For our children, some again will be working out house points they need to get a bronze certificate or their change in the school canteen, but until they get comfortable using mental maths regularly, then drills and strategies will help them built up their skill and confidence.

Do you repeat,asking them to use a strategy you’ve introduced or just repeat?…sorry hope it makes sense?

Thank you for your response

Try this:

1)Test them

2)Show them the strategy and practice with that strategy

3) Test them again to see if that strategy has improved their fluency

In all cases, if they work faster/more confidently without a strategy or with their own strategy then that’s fine!

Do pop back and let us know how it goes!

I am a member of Mensa and do well on tests, including math tests. I am also a teacher.

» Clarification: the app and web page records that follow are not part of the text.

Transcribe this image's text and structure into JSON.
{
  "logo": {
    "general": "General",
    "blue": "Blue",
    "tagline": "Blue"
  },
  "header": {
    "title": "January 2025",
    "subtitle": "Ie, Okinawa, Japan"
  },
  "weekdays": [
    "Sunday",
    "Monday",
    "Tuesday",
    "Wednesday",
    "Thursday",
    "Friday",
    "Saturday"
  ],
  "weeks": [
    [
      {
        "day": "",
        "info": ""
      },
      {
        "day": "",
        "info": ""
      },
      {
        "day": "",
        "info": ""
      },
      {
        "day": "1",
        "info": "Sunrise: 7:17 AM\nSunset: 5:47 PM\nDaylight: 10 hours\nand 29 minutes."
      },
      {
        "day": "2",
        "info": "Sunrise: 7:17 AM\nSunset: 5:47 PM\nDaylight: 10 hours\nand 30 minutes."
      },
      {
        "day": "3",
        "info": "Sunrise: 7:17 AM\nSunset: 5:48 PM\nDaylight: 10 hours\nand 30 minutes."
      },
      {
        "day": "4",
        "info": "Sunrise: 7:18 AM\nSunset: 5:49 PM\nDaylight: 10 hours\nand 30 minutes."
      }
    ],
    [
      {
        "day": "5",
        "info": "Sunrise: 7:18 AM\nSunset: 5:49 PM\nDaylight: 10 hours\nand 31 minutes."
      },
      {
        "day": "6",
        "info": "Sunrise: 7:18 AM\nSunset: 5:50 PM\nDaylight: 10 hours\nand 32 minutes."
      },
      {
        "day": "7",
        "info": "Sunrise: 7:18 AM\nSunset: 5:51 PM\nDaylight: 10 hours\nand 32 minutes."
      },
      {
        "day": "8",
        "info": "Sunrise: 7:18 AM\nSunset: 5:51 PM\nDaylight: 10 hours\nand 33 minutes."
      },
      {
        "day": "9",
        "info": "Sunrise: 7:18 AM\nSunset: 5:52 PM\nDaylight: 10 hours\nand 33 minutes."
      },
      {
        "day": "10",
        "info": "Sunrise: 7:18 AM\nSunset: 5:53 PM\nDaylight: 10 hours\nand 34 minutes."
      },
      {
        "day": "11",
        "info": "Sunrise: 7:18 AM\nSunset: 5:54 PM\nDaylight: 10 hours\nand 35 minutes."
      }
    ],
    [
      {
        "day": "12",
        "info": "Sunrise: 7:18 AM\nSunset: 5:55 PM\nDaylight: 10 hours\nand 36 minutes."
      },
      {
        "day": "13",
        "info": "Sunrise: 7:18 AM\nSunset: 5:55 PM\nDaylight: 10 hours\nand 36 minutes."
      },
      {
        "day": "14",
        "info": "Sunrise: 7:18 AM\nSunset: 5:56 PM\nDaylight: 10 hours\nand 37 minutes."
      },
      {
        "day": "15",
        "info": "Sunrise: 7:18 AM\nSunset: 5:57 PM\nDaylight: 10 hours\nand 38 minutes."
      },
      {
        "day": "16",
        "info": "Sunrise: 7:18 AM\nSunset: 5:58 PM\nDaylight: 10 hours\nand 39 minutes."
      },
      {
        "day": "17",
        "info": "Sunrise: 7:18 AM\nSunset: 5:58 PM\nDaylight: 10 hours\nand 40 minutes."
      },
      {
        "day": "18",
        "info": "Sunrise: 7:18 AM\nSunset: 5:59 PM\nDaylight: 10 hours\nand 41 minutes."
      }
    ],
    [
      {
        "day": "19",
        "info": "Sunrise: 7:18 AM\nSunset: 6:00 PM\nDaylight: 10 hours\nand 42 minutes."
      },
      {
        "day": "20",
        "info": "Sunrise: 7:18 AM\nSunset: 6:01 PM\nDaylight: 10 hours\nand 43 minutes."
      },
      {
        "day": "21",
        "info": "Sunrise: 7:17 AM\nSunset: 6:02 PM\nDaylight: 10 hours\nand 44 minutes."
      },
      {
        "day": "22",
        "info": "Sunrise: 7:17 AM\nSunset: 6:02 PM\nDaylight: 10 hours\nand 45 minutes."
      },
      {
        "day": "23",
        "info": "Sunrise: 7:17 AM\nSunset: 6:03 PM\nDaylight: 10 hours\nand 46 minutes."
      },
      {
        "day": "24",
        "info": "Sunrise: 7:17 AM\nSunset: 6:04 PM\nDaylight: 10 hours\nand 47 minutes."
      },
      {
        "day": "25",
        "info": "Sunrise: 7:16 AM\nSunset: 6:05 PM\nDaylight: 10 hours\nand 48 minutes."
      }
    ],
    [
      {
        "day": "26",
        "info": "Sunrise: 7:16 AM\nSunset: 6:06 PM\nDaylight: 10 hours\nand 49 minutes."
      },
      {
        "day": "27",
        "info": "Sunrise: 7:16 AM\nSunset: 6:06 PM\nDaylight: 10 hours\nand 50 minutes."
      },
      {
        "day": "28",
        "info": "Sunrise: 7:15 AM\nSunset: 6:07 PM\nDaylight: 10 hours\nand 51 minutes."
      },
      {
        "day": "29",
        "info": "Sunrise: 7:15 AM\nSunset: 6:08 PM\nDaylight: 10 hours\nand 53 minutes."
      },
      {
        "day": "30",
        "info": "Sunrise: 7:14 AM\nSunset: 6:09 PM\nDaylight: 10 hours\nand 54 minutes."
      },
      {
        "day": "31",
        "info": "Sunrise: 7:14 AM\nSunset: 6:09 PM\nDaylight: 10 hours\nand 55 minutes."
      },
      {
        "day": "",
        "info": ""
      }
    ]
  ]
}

I have always used my fingers (and little dots on the numbers on the paper…which I invented myself, not knowing someone else also invented it, packaged it and made money off of it….who’d a thunk?) on addition and subtraction problems.

I had actually heard that there were studies saying that those who use their fingers to work math problems had a better understanding of math concepts than those who don’t….i’m not sure this is factual, but I sure believe it. I was wondering if anyone had heard of such research?

It also seems to me that one can memorize ANYTHING, including incorrect math facts. One can also recall them incorrectly. One will not miraculously grow or lose a finger mid-math computation; they are always there and always accurate. As long as counting is very accurate (ie. not calling a five a four every now and then) fingers will always be correct.

1 second answer speed and 100% accuracy for addition and subtraction are SO foundational for long division, and many other math operations at higher levels. I do believe that carefully building toward that goal is the best way, not simply memorizing flash cards without reason. For example, all even numbers 10 or less start like this. 8 =4+4, 3+5, 2+6, 1+7, 0+8 Every even number has a matching pair that looks like backwards counting. Memorizing pairs of numbers greatly simplifies addition, and subtraction in the same way. Odd numbers just start out a little weird, 11 = 5+6, 4+7, 3+8, 2+9, 1+10, 0+11. Understanding pairs of numbers while physically sitting on their hands is the best and quickest way to say goodby to the slow, finger counting method.

Finger counting is basic as the child advances to do complex calculations quickly the child has to master other ways of solving arithmetic problems. It’s a trend today that children learn the beauty of numbers and lose fear of mathematics doing abacus activities. It is good to encourage children solve problems with useful maths techniques early on, so the child learns to do maths smartly. Let the child feel that maths is magic and has logic and structure to it, counting makes maths routine and tiresome. Basically there are lots of creative ways to solve sums, so kids should be introduced to them.